Written by: Dr. Janine Mackenzie, ND
Food manufacturing companies know that consumers are looking for low sugar foods, but sugar is one of the components of foods that make us crave them, and essentially get ‘addicted’ to them. So often the nutritional label will not directly say “sugar” on the ingredients list.
Here are the different names that sugar can appear in food labels, I bet you will be shocked at how many foods contain these sneaky forms of sugar!
Brown sugar, confectioner’s sugar, powdered sugar
Cane juice/evaporated cane juice
Dextrose, or glucose, aka corn sugar
High-fructose corn syrup (HFCS)
Lactose, or milk sugar
Levulose, or fructose
Sorbitol, mannitol, malitol and xylitol (sugar alcohol)
Sucrose, or table sugar
In general, watch out for anything with “sugar”, “-ose” or “-ol”
So you know now how sugar can hide in foods. What about using artificial sweeteners to satisfy your sweet tooth? They contain 0 calories, so it’s supposed to be ok, right?
Artificial sweeteners may taste like sugar, but your body doesn’t recognize them as food!
They are chemicals that your body recognize as toxins and add to your body’s toxic load. Symptoms of toxicity can include: fatigue, headache, mood changes, digestive issues and brain fog – just to name a few.
Moreover, studies have found that the sweet taste without the calories actually messes with our perception of satiety – we are telling our brain that sweet taste no longer equates to calories! Researches have shown that people who consume diet drinks and use artificial sweeteners actually gain weight, instead of losing weight!

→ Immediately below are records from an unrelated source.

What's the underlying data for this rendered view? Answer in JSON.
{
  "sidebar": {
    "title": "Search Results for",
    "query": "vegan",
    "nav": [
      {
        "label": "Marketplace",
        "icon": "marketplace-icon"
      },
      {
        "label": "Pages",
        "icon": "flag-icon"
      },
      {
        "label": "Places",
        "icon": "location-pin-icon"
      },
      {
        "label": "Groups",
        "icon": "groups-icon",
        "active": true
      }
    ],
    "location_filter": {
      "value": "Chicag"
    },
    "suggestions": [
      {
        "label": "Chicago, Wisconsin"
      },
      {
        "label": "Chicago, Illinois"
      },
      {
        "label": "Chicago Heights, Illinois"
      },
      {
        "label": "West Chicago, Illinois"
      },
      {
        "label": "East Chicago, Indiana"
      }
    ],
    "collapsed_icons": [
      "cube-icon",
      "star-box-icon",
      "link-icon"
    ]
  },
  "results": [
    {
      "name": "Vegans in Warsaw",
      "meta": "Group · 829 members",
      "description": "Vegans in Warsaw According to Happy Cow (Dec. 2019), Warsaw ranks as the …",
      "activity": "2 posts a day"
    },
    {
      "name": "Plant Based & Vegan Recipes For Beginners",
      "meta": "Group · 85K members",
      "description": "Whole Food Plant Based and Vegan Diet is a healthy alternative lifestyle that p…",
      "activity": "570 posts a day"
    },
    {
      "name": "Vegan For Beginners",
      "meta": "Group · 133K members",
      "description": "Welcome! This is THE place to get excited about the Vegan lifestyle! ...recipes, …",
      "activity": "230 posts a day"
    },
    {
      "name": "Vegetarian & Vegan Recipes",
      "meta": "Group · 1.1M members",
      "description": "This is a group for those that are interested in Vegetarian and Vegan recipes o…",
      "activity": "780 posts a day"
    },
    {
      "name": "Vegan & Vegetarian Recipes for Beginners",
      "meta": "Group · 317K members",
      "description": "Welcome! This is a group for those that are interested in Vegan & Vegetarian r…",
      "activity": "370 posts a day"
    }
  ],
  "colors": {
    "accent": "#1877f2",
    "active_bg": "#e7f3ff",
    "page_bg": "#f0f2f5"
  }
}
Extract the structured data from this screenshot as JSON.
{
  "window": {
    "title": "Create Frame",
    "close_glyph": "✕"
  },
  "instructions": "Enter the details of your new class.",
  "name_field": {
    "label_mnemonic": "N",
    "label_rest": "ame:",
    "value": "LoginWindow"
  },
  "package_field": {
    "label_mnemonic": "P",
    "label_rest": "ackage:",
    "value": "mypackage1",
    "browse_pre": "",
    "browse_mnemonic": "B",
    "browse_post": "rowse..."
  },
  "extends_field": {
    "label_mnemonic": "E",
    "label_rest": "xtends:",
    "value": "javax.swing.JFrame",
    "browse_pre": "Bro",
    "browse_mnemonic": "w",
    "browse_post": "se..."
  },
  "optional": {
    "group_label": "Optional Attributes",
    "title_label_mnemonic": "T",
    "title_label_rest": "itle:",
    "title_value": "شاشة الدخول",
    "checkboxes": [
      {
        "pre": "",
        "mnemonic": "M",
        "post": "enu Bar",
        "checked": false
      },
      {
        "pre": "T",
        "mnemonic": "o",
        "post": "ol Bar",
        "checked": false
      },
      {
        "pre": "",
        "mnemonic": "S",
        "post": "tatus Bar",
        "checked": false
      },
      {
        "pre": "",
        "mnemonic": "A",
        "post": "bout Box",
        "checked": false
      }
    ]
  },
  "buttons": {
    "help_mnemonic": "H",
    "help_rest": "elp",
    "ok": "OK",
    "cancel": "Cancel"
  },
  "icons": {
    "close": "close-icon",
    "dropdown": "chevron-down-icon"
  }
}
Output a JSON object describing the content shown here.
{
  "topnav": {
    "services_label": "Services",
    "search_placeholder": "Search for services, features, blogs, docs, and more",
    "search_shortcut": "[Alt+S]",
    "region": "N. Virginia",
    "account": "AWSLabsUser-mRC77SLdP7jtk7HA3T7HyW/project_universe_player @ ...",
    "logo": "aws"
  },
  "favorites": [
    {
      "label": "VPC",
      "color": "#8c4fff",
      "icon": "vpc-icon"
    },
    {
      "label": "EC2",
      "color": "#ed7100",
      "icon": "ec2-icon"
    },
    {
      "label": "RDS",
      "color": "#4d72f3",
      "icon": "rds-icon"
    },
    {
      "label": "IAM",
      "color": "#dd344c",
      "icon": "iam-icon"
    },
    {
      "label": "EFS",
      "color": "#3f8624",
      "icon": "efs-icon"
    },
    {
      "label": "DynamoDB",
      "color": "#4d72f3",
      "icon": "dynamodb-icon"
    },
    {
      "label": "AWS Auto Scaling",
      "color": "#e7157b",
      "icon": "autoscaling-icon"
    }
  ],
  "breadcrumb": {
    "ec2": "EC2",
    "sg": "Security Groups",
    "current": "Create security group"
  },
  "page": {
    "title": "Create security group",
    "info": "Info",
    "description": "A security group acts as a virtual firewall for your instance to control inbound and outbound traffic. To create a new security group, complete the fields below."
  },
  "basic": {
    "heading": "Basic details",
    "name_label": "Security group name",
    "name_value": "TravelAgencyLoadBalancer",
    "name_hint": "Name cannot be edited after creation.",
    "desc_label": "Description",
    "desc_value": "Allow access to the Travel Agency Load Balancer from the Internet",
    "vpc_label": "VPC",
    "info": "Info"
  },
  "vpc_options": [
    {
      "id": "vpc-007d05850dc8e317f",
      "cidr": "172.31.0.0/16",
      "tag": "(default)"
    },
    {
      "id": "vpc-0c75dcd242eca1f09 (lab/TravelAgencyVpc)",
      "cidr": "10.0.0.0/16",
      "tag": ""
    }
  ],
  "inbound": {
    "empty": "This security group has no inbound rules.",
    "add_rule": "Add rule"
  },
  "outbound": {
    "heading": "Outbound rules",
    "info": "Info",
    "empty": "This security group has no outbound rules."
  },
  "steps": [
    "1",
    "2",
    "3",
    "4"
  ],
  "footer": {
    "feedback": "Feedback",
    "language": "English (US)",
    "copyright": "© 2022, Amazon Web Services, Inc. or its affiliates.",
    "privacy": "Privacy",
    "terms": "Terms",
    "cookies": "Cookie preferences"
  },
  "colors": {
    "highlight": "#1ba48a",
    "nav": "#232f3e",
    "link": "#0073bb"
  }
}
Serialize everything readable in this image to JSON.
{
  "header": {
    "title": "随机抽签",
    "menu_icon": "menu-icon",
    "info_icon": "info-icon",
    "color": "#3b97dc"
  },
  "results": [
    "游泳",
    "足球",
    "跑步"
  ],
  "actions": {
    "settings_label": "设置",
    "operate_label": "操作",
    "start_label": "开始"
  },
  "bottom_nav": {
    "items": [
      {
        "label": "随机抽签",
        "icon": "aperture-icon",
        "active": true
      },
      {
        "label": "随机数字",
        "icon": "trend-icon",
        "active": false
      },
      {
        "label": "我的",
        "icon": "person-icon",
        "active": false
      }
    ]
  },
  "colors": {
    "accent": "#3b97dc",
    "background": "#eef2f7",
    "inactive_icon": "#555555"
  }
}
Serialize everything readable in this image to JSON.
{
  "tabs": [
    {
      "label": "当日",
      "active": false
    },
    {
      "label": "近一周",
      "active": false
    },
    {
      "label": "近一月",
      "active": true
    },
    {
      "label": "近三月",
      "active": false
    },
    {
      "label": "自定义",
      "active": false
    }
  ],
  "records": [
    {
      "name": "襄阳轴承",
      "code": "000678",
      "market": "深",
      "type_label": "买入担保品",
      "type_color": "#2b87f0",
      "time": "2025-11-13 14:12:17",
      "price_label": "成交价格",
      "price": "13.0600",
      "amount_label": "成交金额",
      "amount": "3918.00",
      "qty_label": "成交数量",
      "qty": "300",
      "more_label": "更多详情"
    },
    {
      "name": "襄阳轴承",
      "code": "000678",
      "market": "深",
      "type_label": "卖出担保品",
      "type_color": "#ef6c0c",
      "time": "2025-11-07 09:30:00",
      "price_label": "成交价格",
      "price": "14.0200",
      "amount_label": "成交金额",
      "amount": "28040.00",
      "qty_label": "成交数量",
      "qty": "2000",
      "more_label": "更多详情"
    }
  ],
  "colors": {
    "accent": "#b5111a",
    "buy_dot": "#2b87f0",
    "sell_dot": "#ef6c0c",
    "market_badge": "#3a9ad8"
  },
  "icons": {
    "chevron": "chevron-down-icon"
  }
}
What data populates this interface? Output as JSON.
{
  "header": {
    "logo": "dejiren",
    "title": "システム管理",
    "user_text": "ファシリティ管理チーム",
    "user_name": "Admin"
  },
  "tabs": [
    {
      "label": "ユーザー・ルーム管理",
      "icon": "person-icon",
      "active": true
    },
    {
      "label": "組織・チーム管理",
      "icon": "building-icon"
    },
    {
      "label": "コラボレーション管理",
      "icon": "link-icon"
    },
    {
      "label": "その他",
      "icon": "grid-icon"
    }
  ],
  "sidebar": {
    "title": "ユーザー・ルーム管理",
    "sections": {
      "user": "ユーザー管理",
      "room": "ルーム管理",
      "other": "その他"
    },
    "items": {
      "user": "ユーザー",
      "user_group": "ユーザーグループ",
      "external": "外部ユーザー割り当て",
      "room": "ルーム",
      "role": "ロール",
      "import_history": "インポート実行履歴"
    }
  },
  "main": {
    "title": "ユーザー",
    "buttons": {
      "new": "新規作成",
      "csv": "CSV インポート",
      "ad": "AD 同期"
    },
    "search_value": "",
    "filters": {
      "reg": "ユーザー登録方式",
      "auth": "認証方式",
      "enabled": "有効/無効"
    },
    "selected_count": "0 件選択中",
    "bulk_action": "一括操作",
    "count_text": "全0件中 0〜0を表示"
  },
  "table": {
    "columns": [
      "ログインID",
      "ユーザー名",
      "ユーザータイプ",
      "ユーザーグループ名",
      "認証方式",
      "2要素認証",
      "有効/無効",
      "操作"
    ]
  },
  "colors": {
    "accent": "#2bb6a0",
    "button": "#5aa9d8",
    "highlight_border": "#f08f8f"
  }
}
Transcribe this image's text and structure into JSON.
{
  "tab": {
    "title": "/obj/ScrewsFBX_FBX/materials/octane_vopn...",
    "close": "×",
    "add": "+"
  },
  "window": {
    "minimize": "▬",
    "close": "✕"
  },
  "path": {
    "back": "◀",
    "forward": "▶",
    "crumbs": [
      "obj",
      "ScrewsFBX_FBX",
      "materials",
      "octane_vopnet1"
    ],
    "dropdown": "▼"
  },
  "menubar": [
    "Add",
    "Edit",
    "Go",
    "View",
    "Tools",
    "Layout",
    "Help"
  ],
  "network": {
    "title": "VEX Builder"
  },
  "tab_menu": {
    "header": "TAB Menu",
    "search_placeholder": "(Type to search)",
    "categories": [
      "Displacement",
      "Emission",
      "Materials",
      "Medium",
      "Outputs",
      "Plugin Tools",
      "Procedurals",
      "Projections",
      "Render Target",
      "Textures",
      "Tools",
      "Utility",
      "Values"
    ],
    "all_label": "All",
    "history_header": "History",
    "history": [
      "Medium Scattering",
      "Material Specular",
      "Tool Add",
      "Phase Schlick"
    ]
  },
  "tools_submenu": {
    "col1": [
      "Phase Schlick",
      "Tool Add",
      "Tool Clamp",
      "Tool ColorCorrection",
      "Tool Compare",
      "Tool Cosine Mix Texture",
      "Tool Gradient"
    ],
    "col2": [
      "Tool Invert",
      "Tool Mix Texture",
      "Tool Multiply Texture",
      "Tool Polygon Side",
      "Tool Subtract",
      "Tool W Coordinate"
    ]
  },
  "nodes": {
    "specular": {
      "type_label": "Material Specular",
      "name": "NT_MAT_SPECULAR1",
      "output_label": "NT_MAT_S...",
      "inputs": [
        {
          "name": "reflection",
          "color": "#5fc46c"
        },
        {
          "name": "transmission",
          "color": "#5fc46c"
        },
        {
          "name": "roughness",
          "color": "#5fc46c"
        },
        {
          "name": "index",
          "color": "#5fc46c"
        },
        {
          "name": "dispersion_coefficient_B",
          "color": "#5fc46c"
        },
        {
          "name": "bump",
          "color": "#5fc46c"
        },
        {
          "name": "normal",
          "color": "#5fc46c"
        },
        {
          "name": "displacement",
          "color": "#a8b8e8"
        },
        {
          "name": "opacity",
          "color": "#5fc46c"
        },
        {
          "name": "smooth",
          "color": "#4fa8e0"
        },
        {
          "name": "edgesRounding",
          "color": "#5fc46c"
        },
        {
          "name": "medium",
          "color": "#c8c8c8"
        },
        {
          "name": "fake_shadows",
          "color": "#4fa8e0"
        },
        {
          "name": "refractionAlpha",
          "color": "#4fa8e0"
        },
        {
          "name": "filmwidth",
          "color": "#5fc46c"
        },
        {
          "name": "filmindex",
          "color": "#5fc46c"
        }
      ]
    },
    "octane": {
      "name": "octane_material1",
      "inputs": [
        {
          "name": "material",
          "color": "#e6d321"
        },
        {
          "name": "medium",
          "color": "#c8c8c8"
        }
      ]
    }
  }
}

Here are some common artificial sweeteners that you should look out for when reading food labels – it pays to get familiar to both their generic/chemical name, as well as the brand names that they come in to make sure you don’t miss a thing:
Aspartame, sold under the brand names NutraSweet® and Equal® - it contains a neurotoxin!
Saccharin, sold under the brand name Sweet’N Low®
Sucralose, sold under the brand name Splenda®
Acesulfame K (or acesulfame potassium), produced by Hoechst, a German chemical company; widely used in foods, beverages and pharmaceutical products around the world.
Neotame, produced by the NutraSweet Company; the most recent addition to FDA’s list of approved artificial sweeteners, neotame is used in diet soft drinks and low-calorie foods.
The grocery store can be an intimidating place. It is total and complete sensory overload. You are not alone. My best advice is take a trip to the grocery store with the intent on buying nothing, it’s a fact-finding mission instead. Walk isle by isle and check out the nutritional information on some of your go-to items. Compare brand name to the grocery store brand. Look at serving size, look at calories, read the ingredients list. Make notes if you have to. Once you’re done put the item back on the shelf and move to the next item. When you do go to shop, ideally most of your items will come from the outer edges of the store and not from the isles. The produce section, the bakery, the meat counter. Look for whole foods with one ingredient.
When you know better you do better. Hopefully this post helps you navigate the confusing world of food labels and helps you make better, more informed choices for your family.
If you’re looking to improve your health and wellness, contact
Cheam Wellness Group
at 604-776-2432 or email@example.com to learn more about how we can work together!